§ **TASK GOAL**
Print the records below word for word, but leave out the pictures.

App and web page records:
- - - - -
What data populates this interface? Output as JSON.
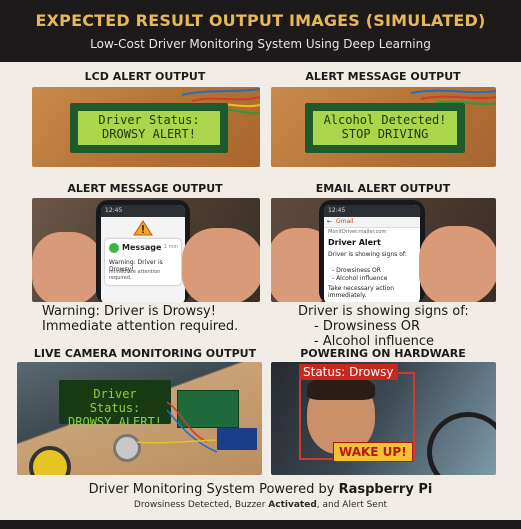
{
  "header": {
    "title": "EXPECTED RESULT OUTPUT IMAGES (SIMULATED)",
    "subtitle": "Low-Cost Driver Monitoring System Using Deep Learning"
  },
  "sections": {
    "lcd": {
      "title": "LCD ALERT OUTPUT",
      "line1": "Driver Status:",
      "line2": "DROWSY ALERT!"
    },
    "alert_message_top": {
      "title": "ALERT MESSAGE OUTPUT",
      "line1": "Alcohol Detected!",
      "line2": "STOP DRIVING"
    },
    "alert_message": {
      "title": "ALERT MESSAGE OUTPUT",
      "time": "12:45",
      "app_label": "Message",
      "app_time": "1 min",
      "screen_line1": "Warning: Driver is Drowsy!",
      "screen_line2": "Immediate attention required.",
      "caption_line1": "Warning: Driver is Drowsy!",
      "caption_line2": "Immediate attention required."
    },
    "email": {
      "title": "EMAIL ALERT OUTPUT",
      "time": "12:45",
      "app_label": "Gmail",
      "sender": "MonitDriver.rnailer.com",
      "subject": "Driver Alert",
      "body1": "Driver is showing signs of:",
      "body2": "- Drowsiness OR",
      "body3": "- Alcohol influence",
      "body4": "Take necessary action immediately.",
      "caption_line1": "Driver is showing signs of:",
      "caption_line2": "- Drowsiness OR",
      "caption_line3": "- Alcohol influence"
    },
    "camera": {
      "title": "LIVE CAMERA MONITORING OUTPUT",
      "lcd_line1": "Driver Status:",
      "lcd_line2": "DROWSY ALERT!"
    },
    "powering": {
      "title": "POWERING ON HARDWARE",
      "status_label": "Status: Drowsy",
      "wake_label": "WAKE UP!"
    }
  },
  "footer": {
    "line1_prefix": "Driver Monitoring System Powered by",
    "line1_brand": "Raspberry Pi",
    "line2_a": "Drowsiness Detected, Buzzer",
    "line2_b": "Activated",
    "line2_c": ", and Alert Sent"
  },
  "colors": {
    "header_bg": "#1c1a1a",
    "title_gold": "#e8b858",
    "lcd_green": "#a9d64a",
    "alert_red": "#c62a1e",
    "alert_yellow": "#f2c232"
  }
}
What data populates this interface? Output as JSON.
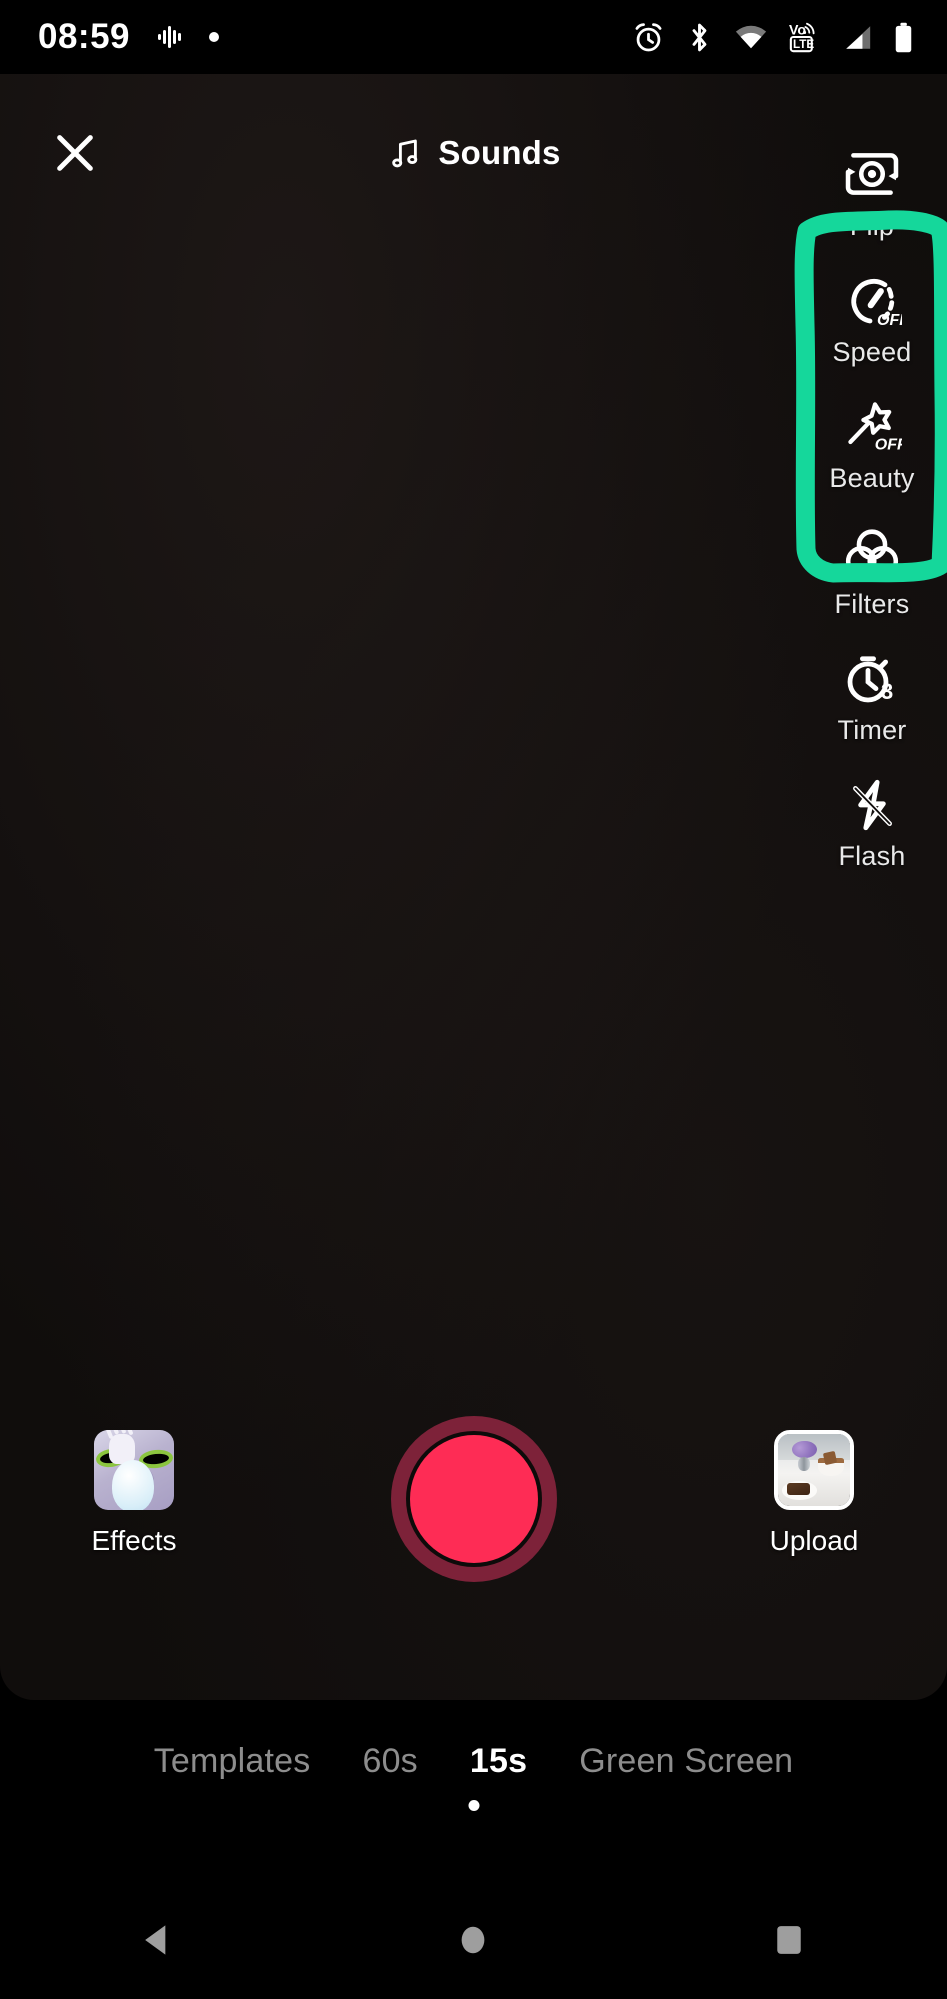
{
  "status_bar": {
    "time": "08:59",
    "left_icons": [
      "google-assistant-icon",
      "dot-indicator-icon"
    ],
    "right_icons": [
      "alarm-icon",
      "bluetooth-icon",
      "wifi-icon",
      "volte-icon",
      "signal-icon",
      "battery-icon"
    ],
    "volte_text_top": "Vo",
    "volte_text_bottom": "LTE"
  },
  "header": {
    "close_label": "close-icon",
    "sounds_label": "Sounds"
  },
  "tool_rail": {
    "items": [
      {
        "icon": "camera-flip-icon",
        "label": "Flip",
        "badge": ""
      },
      {
        "icon": "speed-gauge-icon",
        "label": "Speed",
        "badge": "OFF"
      },
      {
        "icon": "beauty-wand-icon",
        "label": "Beauty",
        "badge": "OFF"
      },
      {
        "icon": "filters-circles-icon",
        "label": "Filters",
        "badge": ""
      },
      {
        "icon": "timer-stopwatch-icon",
        "label": "Timer",
        "badge": "3"
      },
      {
        "icon": "flash-off-icon",
        "label": "Flash",
        "badge": ""
      }
    ],
    "highlight": {
      "color": "#15D79B",
      "covers": [
        "Speed",
        "Beauty",
        "Filters"
      ]
    }
  },
  "capture_row": {
    "effects_label": "Effects",
    "effects_thumb": "effects-preview-thumbnail",
    "upload_label": "Upload",
    "upload_thumb": "gallery-photo-thumbnail",
    "record_button": "record-button",
    "record_color": "#FE2C55",
    "record_ring_color": "#7D2239"
  },
  "modes": {
    "items": [
      {
        "label": "Templates",
        "active": false
      },
      {
        "label": "60s",
        "active": false
      },
      {
        "label": "15s",
        "active": true
      },
      {
        "label": "Green Screen",
        "active": false
      }
    ]
  },
  "nav_bar": {
    "items": [
      {
        "icon": "back-triangle-icon",
        "name": "nav-back"
      },
      {
        "icon": "home-circle-icon",
        "name": "nav-home"
      },
      {
        "icon": "recents-square-icon",
        "name": "nav-recents"
      }
    ],
    "color": "#9e9e9e"
  }
}
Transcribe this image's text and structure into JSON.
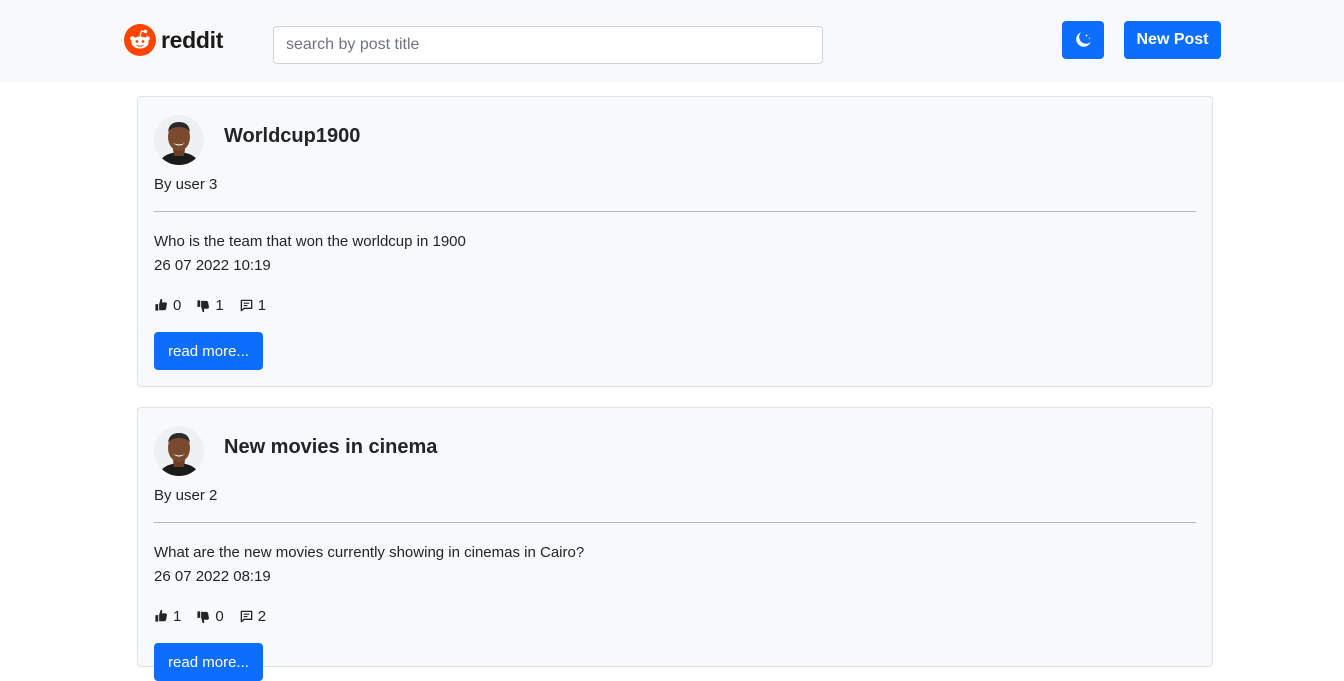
{
  "header": {
    "logo_text": "reddit",
    "search_placeholder": "search by post title",
    "theme_toggle_icon": "moon-stars-icon",
    "new_post_label": "New Post",
    "accent_color": "#0d6efd",
    "logo_color": "#ff4500"
  },
  "posts": [
    {
      "title": "Worldcup1900",
      "author": "By user 3",
      "body": "Who is the team that won the worldcup in 1900",
      "date": "26 07 2022 10:19",
      "likes": "0",
      "dislikes": "1",
      "comments": "1",
      "read_more_label": "read more..."
    },
    {
      "title": "New movies in cinema",
      "author": "By user 2",
      "body": "What are the new movies currently showing in cinemas in Cairo?",
      "date": "26 07 2022 08:19",
      "likes": "1",
      "dislikes": "0",
      "comments": "2",
      "read_more_label": "read more..."
    }
  ]
}
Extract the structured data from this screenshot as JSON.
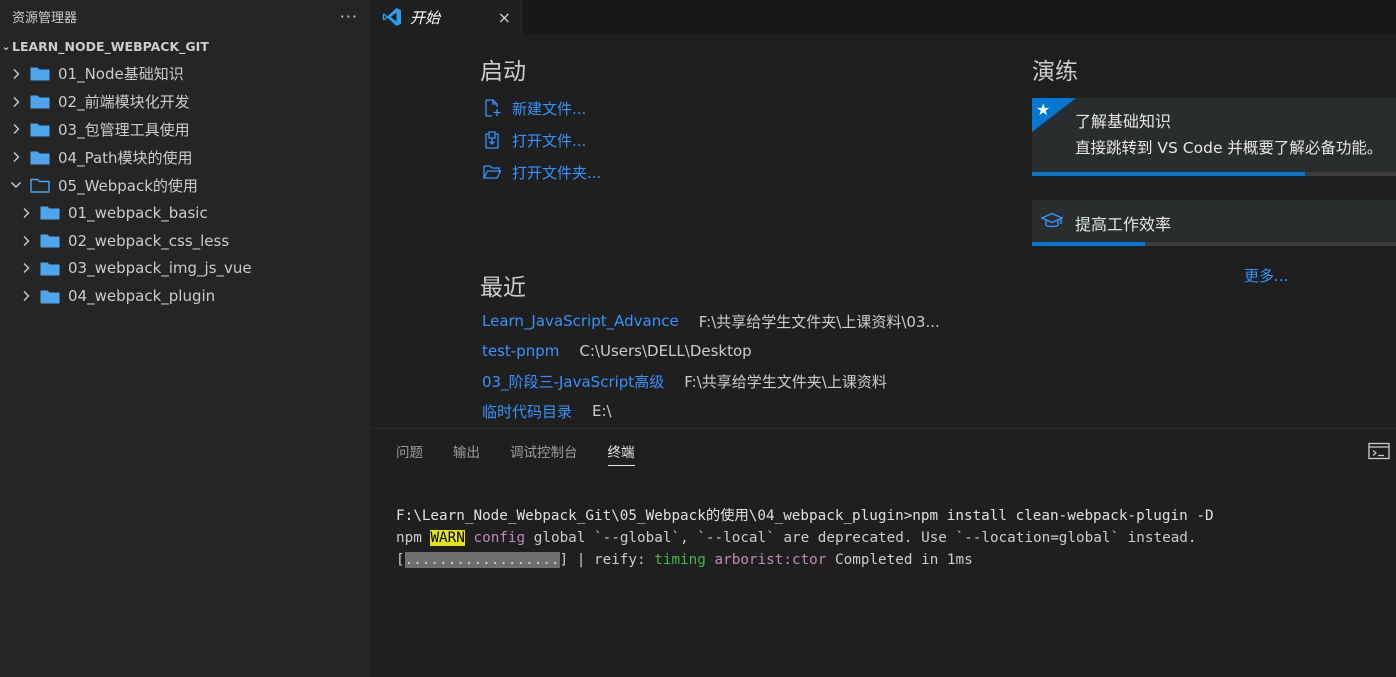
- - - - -
§ **ANSWER TO THE EXERCISE**
What data populates this interface? Output as JSON.
{
  "header": {
    "title": "EXPECTED RESULT OUTPUT IMAGES (SIMULATED)",
    "subtitle": "Low-Cost Driver Monitoring System Using Deep Learning"
  },
  "sections": {
    "lcd": {
      "title": "LCD ALERT OUTPUT",
      "line1": "Driver Status:",
      "line2": "DROWSY ALERT!"
    },
    "alert_message_top": {
      "title": "ALERT MESSAGE OUTPUT",
      "line1": "Alcohol Detected!",
      "line2": "STOP DRIVING"
    },
    "alert_message": {
      "title": "ALERT MESSAGE OUTPUT",
      "time": "12:45",
      "app_label": "Message",
      "app_time": "1 min",
      "screen_line1": "Warning: Driver is Drowsy!",
      "screen_line2": "Immediate attention required.",
      "caption_line1": "Warning: Driver is Drowsy!",
      "caption_line2": "Immediate attention required."
    },
    "email": {
      "title": "EMAIL ALERT OUTPUT",
      "time": "12:45",
      "app_label": "Gmail",
      "sender": "MonitDriver.rnailer.com",
      "subject": "Driver Alert",
      "body1": "Driver is showing signs of:",
      "body2": "- Drowsiness OR",
      "body3": "- Alcohol influence",
      "body4": "Take necessary action immediately.",
      "caption_line1": "Driver is showing signs of:",
      "caption_line2": "- Drowsiness OR",
      "caption_line3": "- Alcohol influence"
    },
    "camera": {
      "title": "LIVE CAMERA MONITORING OUTPUT",
      "lcd_line1": "Driver Status:",
      "lcd_line2": "DROWSY ALERT!"
    },
    "powering": {
      "title": "POWERING ON HARDWARE",
      "status_label": "Status: Drowsy",
      "wake_label": "WAKE UP!"
    }
  },
  "footer": {
    "line1_prefix": "Driver Monitoring System Powered by",
    "line1_brand": "Raspberry Pi",
    "line2_a": "Drowsiness Detected, Buzzer",
    "line2_b": "Activated",
    "line2_c": ", and Alert Sent"
  },
  "colors": {
    "header_bg": "#1c1a1a",
    "title_gold": "#e8b858",
    "lcd_green": "#a9d64a",
    "alert_red": "#c62a1e",
    "alert_yellow": "#f2c232"
  }
}
What data populates this interface? Output as JSON.
{
  "status_bar": {
    "time": "08:59",
    "left_icons": [
      "google-assistant-icon",
      "dot-indicator-icon"
    ],
    "right_icons": [
      "alarm-icon",
      "bluetooth-icon",
      "wifi-icon",
      "volte-icon",
      "signal-icon",
      "battery-icon"
    ],
    "volte_text_top": "Vo",
    "volte_text_bottom": "LTE"
  },
  "header": {
    "close_label": "close-icon",
    "sounds_label": "Sounds"
  },
  "tool_rail": {
    "items": [
      {
        "icon": "camera-flip-icon",
        "label": "Flip",
        "badge": ""
      },
      {
        "icon": "speed-gauge-icon",
        "label": "Speed",
        "badge": "OFF"
      },
      {
        "icon": "beauty-wand-icon",
        "label": "Beauty",
        "badge": "OFF"
      },
      {
        "icon": "filters-circles-icon",
        "label": "Filters",
        "badge": ""
      },
      {
        "icon": "timer-stopwatch-icon",
        "label": "Timer",
        "badge": "3"
      },
      {
        "icon": "flash-off-icon",
        "label": "Flash",
        "badge": ""
      }
    ],
    "highlight": {
      "color": "#15D79B",
      "covers": [
        "Speed",
        "Beauty",
        "Filters"
      ]
    }
  },
  "capture_row": {
    "effects_label": "Effects",
    "effects_thumb": "effects-preview-thumbnail",
    "upload_label": "Upload",
    "upload_thumb": "gallery-photo-thumbnail",
    "record_button": "record-button",
    "record_color": "#FE2C55",
    "record_ring_color": "#7D2239"
  },
  "modes": {
    "items": [
      {
        "label": "Templates",
        "active": false
      },
      {
        "label": "60s",
        "active": false
      },
      {
        "label": "15s",
        "active": true
      },
      {
        "label": "Green Screen",
        "active": false
      }
    ]
  },
  "nav_bar": {
    "items": [
      {
        "icon": "back-triangle-icon",
        "name": "nav-back"
      },
      {
        "icon": "home-circle-icon",
        "name": "nav-home"
      },
      {
        "icon": "recents-square-icon",
        "name": "nav-recents"
      }
    ],
    "color": "#9e9e9e"
  }
}
Transcribe this image's text and structure into JSON.
{
  "header": {
    "logo_text": "reddit",
    "search_placeholder": "search by post title",
    "theme_toggle_icon": "moon-stars-icon",
    "new_post_label": "New Post",
    "accent_color": "#0d6efd",
    "logo_color": "#ff4500"
  },
  "posts": [
    {
      "title": "Worldcup1900",
      "author": "By user 3",
      "body": "Who is the team that won the worldcup in 1900",
      "date": "26 07 2022 10:19",
      "likes": "0",
      "dislikes": "1",
      "comments": "1",
      "read_more_label": "read more..."
    },
    {
      "title": "New movies in cinema",
      "author": "By user 2",
      "body": "What are the new movies currently showing in cinemas in Cairo?",
      "date": "26 07 2022 08:19",
      "likes": "1",
      "dislikes": "0",
      "comments": "2",
      "read_more_label": "read more..."
    }
  ]
}
Extract the structured data from this screenshot as JSON.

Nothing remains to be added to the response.